ODCShort for on-demand computing, a typically enterprise-level computing model in which the technology and computing resources are allocated to the organization and its individual users on an as-needed basis. For example, computing resources such as CPU cycles, bandwidth availability, storage and applications can be channeled to users based on the tasks they are performing at specified times. If one group of users is working with bandwidth-heavy applications, for instance, the bandwidth can be allocated specifically to them and diverted away from users who do not need the bandwidth at that moment. In another scenario, an organization that is collecting large amounts of data may have adequate computing resources to collect the data but needs extra computing resources to analyze all of the data collected, in which case it could outsource its needs to a server farm that would provide the extra boost of resources but only at the specified times.

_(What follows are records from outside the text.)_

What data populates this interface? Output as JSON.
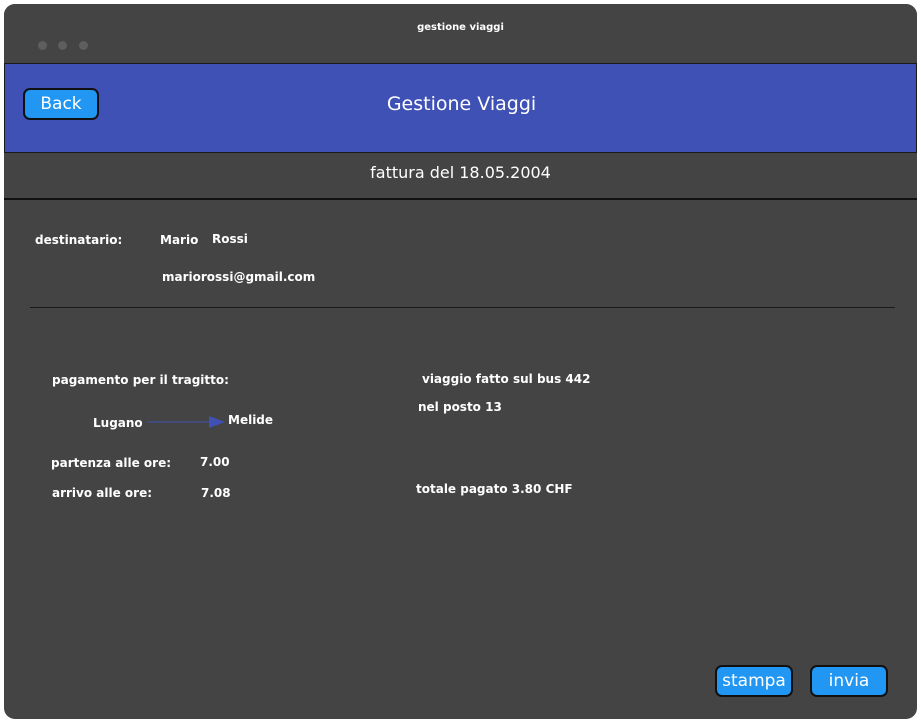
{
  "window": {
    "title": "gestione viaggi"
  },
  "header": {
    "back_label": "Back",
    "title": "Gestione Viaggi"
  },
  "invoice": {
    "title": "fattura del 18.05.2004"
  },
  "recipient": {
    "label": "destinatario:",
    "first_name": "Mario",
    "last_name": "Rossi",
    "email": "mariorossi@gmail.com"
  },
  "trip": {
    "payment_label": "pagamento per il tragitto:",
    "from": "Lugano",
    "to": "Melide",
    "departure_label": "partenza alle ore:",
    "departure_time": "7.00",
    "arrival_label": "arrivo alle ore:",
    "arrival_time": "7.08",
    "bus_text": "viaggio fatto sul bus 442",
    "seat_text": "nel posto 13",
    "total_text": "totale pagato 3.80 CHF"
  },
  "actions": {
    "print_label": "stampa",
    "send_label": "invia"
  },
  "colors": {
    "accent": "#3f51b5",
    "button": "#2196f3",
    "background": "#444444"
  }
}
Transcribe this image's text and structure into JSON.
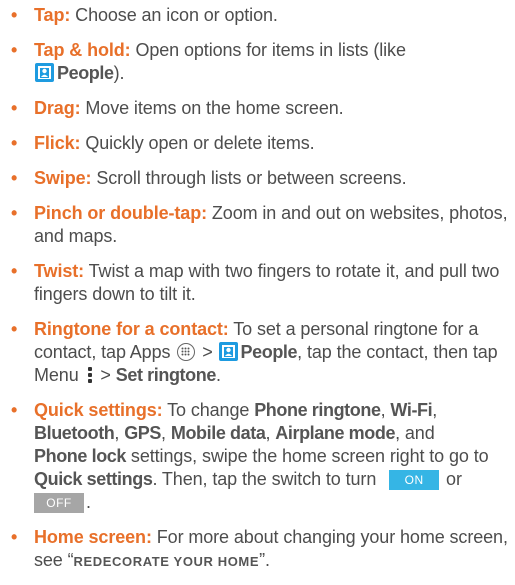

ODC resources may come from within the enterprise, or the organization may outsource its computing needs to a third-party service provider. The benefit of ODC is that the enterprise uses its resources more efficiently by only making available what the user needs at a specific time. For the enterprise outsourcing its computing needs, under this model it would only pay for resources that are used.
On-demand computing also is referred to as utility computing.
Does this sound familiar? An online service promises to help your small business cut costs, increase productivity, make your coffee and walk your... Read More »Who's Moving Ahead in Cloud Computing?
The future remains, well, cloudy. But either way: Amazon, look out. Microsoft is gaining fast. Read More »We Can't Give Up on Privacy!
Even new and emerging technologies that can make our lives easier, safer and healthier can jeopardize our privacy. Read More »
The trend for the past two years has been for shoppers to spend more online during the holiday season. How do you typically shop for holiday... Read More »How to Create a Desktop Shortcut to a Website
This Webopedia guide will show you how to create a desktop shortcut to a website using Firefox, Chrome or Internet Explorer (IE). Read More »Flash Data Storage Vendor Trends
Although it is almost impossible to keep up with the pace of ongoing product releases, here are three recent highlights in the flash data storage... Read More »
Stay up to date on the latest developments in Internet terminology with a free weekly newsletter from Webopedia. Join to subscribe now.
- Watch Datamation's editor James Maguire moderate roundtable discussions with tech experts from companies such as Accenture, Dell, Blue Jeans Network, Microsoft and more »